++++ Data for this task

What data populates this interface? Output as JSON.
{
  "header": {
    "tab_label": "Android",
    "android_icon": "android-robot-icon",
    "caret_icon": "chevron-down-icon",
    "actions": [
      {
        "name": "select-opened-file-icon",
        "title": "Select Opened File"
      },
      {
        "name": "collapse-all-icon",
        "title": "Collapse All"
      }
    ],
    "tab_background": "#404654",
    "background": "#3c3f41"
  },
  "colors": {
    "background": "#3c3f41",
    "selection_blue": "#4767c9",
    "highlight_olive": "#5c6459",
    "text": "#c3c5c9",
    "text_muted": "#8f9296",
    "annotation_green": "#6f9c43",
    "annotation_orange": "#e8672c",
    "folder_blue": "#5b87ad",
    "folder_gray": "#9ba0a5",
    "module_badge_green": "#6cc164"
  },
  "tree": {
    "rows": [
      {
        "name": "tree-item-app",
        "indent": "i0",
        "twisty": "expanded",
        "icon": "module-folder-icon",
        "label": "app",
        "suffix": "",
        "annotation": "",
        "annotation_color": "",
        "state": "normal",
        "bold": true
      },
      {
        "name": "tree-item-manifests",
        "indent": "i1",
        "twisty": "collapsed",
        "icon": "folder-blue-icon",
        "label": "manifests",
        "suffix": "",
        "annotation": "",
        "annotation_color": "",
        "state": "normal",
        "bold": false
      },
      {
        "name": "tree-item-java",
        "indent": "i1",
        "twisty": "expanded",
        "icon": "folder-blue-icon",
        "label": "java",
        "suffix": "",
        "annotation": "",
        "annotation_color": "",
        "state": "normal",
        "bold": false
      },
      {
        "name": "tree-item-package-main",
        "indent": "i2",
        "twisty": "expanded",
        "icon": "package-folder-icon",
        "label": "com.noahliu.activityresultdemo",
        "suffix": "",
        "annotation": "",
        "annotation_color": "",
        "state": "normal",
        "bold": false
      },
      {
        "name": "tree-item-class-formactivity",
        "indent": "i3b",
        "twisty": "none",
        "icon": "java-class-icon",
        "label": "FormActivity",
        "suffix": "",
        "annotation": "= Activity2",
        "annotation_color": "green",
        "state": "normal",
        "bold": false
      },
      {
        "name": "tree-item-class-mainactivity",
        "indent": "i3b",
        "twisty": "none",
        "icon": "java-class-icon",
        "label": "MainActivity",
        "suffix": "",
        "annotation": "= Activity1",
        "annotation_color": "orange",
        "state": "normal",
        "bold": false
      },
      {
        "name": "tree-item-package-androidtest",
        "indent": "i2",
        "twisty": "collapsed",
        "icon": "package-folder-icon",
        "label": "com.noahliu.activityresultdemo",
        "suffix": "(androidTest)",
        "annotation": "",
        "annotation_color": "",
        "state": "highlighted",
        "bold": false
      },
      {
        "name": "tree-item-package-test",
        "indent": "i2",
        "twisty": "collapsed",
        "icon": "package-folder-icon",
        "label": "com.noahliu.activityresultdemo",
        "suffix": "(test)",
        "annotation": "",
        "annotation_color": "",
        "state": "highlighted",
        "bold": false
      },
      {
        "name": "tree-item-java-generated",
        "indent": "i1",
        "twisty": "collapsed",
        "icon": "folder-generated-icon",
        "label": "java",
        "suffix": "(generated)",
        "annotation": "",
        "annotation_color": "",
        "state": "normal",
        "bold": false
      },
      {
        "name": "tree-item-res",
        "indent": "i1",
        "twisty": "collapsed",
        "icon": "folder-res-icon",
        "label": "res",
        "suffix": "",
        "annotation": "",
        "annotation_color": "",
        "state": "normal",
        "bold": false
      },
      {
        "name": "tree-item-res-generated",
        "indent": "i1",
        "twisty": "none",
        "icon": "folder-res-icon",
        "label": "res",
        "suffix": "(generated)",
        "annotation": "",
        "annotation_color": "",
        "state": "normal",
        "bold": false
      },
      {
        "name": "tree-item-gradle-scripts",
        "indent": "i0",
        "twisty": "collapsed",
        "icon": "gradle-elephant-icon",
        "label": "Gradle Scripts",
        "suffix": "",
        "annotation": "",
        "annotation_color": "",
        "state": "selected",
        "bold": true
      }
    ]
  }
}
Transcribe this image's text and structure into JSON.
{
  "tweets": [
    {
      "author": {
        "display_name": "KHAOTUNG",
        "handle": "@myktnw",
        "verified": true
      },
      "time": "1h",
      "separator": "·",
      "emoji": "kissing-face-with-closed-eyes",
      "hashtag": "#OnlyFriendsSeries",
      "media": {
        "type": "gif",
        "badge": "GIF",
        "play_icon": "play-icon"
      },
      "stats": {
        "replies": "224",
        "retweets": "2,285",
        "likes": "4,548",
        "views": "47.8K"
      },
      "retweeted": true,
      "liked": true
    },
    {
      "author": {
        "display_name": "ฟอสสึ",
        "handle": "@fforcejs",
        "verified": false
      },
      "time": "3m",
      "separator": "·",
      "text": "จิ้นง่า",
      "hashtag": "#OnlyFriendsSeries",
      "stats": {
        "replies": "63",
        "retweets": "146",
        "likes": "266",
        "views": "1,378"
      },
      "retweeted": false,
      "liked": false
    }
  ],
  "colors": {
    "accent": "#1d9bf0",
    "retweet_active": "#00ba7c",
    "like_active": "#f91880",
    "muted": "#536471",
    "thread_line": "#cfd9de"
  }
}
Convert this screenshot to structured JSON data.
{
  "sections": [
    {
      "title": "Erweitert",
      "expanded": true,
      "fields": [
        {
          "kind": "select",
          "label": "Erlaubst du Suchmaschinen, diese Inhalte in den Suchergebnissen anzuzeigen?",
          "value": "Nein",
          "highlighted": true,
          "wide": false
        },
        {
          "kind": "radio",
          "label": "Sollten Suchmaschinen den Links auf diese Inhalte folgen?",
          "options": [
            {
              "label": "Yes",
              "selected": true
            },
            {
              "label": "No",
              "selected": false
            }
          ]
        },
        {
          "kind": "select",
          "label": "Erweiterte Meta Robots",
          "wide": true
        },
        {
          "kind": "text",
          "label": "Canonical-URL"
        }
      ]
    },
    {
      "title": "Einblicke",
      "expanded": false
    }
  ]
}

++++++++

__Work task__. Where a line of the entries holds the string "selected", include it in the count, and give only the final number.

__Task solution__. 3